A massive 30m column looms over the debris of the glorious ancient settlement of Rhakotis, the original township from which Alexandria
grew. Known as Pompey’s Pillar, for centuries the column, hewn from red Aswan granite, has been one of the city’s prime sights: a single, tapered shaft, 2.7m at its base and capped by a fine Corinthian capital. The column rises out of the sparse ruins of the Temple of Serapeum
, a magnificent structure that stood here in ancient times.
Underneath the column, steps lead down to the ruins of the great temple of Serapis, the hybrid Greek and Egyptian god of Alexandria
. Also here was the ‘daughter library’ of the Great Library of Alexandria

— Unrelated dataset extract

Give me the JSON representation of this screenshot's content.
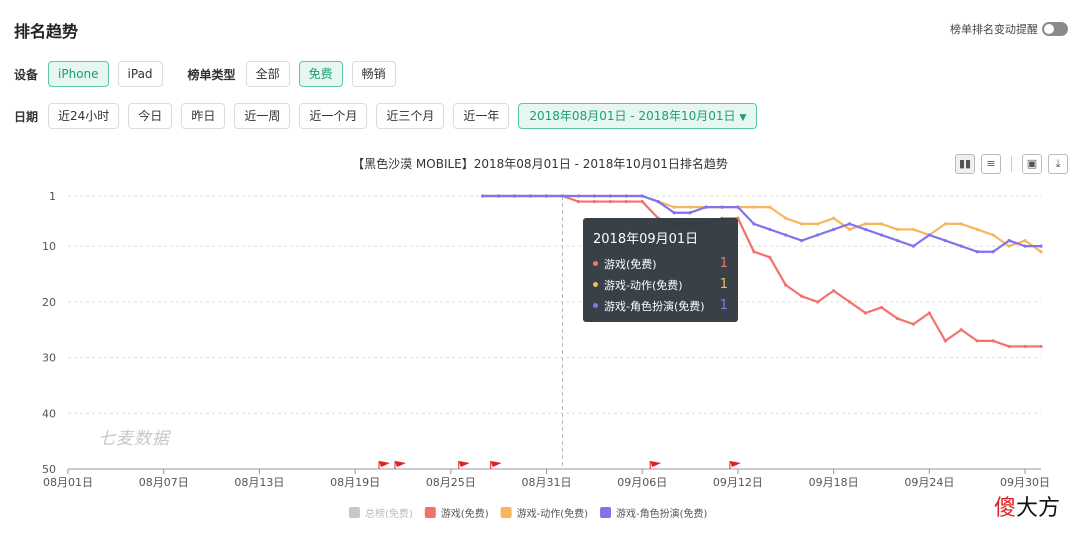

, which was said to have contained copies and overflow of texts. These scrolls could be consulted by anyone using the temple, making it one of the most important intellectual and religious centres in the Mediterranean.